Incidentally, a slightly spooky aspect of Weissman's training is that he role-models his ideas. This means that if there are four people in your training session, 25 percent of the time he's looking directly at you. Don't let your attention wander, don't glance down at your watch, and think about that what-I-had-for-dinner memory question some other time.
Making presentations more interesting
Weissman has a great deal of advice for how to make your PowerPoint presentation more interesting and effective. Graphics are good and go on the left side of the slide. Bullets are good, but no more than four, and no more than four words per bullet. Builds—sequences of slides that are slight modifications of their predecessors—are great.
It's not enough to just make a few salient points per slide; if the talk has been properly constructed, there's a flow to it, and the presenter's job is to keep that flow moving. The relationship of each slide to the previous ones must be clear, as well as the reason why each slide has been included in the first place.
Background colors and font colors matter, for the same reason that your shirt shouldn't violently conflict with your pants—don't give the audience yet more reasons to miss the points you're trying to make.
Weissman has one more piece of advice that musicians, comedians, and performers of all stripes will instantly recognize: Practice!
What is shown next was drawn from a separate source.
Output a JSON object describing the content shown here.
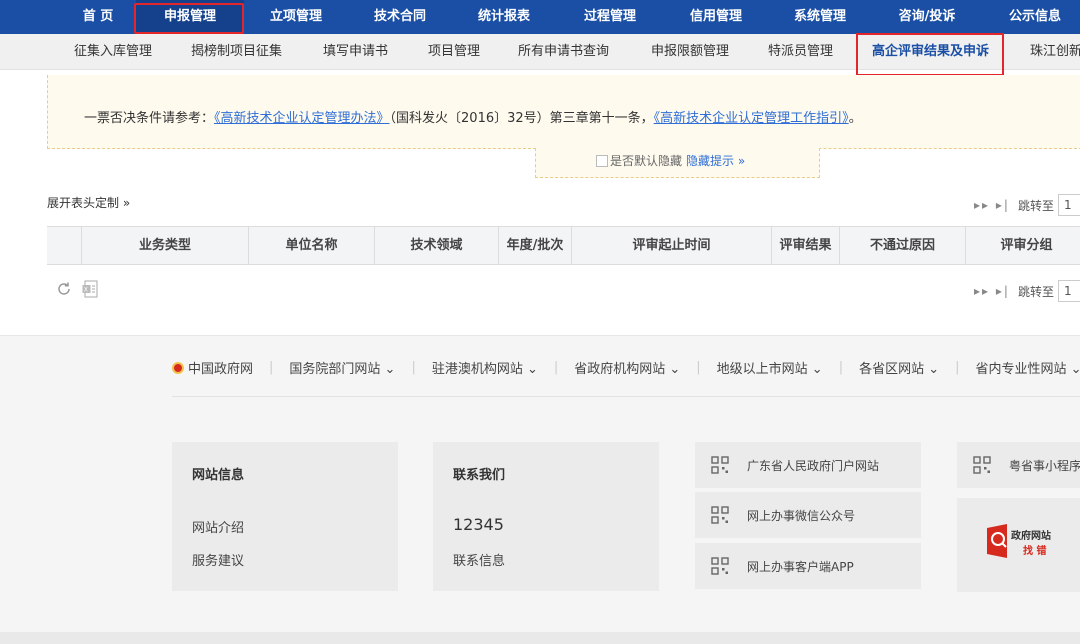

When he has a new presentation to give, Weissman says he does trial deliveries of that talk constantly for a few days. He delivers the talk while driving his car, while brushing his teeth, and in front of any practice audience he can cajole into sitting still for it.
Just as with a musical performance, the more you practice the performance, the smoother it becomes, and the better the audience will respond to it.
The Worst Talks I've Ever Seen
The worst presentation I've ever had the misfortune to witness was in an undergraduate EE class in which the erstwhile professor had so little command of the material that he literally had the class open the textbooks to page N, and proceeded to read the book aloud to us for the entire class period. His appalled audience knew less about the subject when he was finished reading than when he started, but they knew a lot more about him and his incompetence.
In a category of their own are those engineering meetings where somebody has done an interesting experiment and collected some data that looks useful but has no idea what to do with it. What a letdown to carefully follow the experiment's methodology, painstakingly work through the data, and then discover the presenter has no idea of what it all means. He was not, in fact, leading you toward an interesting conclusion but was simply fumbling around, hoping you could make something out of it.
There's a place for creative collaboration, even before you have a position you want to argue for, but make sure the audience knows that is what your talk is about so they will listen with the intent to contribute, and they won't be annoyed by the lack of a punchline.
Presenting is a tricky business. We're all expert audience members, having done it so many times, but that doesn't translate into our being expert presenters, any more than intensive listening to Yo-Yo Ma will make us expert cellists. Presenting is a skill, essential to engineering and to the final quality of whatever we design.
Watch the comedy channel on TV, read Weissman's book, and practice, practice, practice. If you do, you'll still be a great presenter long after you can't remember what it was you came to talk about. I think.
, the 2005 recipient of the IEEE Computer Society/ACM Eckert-Mauchly Award, was Intel's chief IA32 architect through the Pentium II, III, and 4 microprocessors. He is now an independent consultant. Contact him at email@example.com.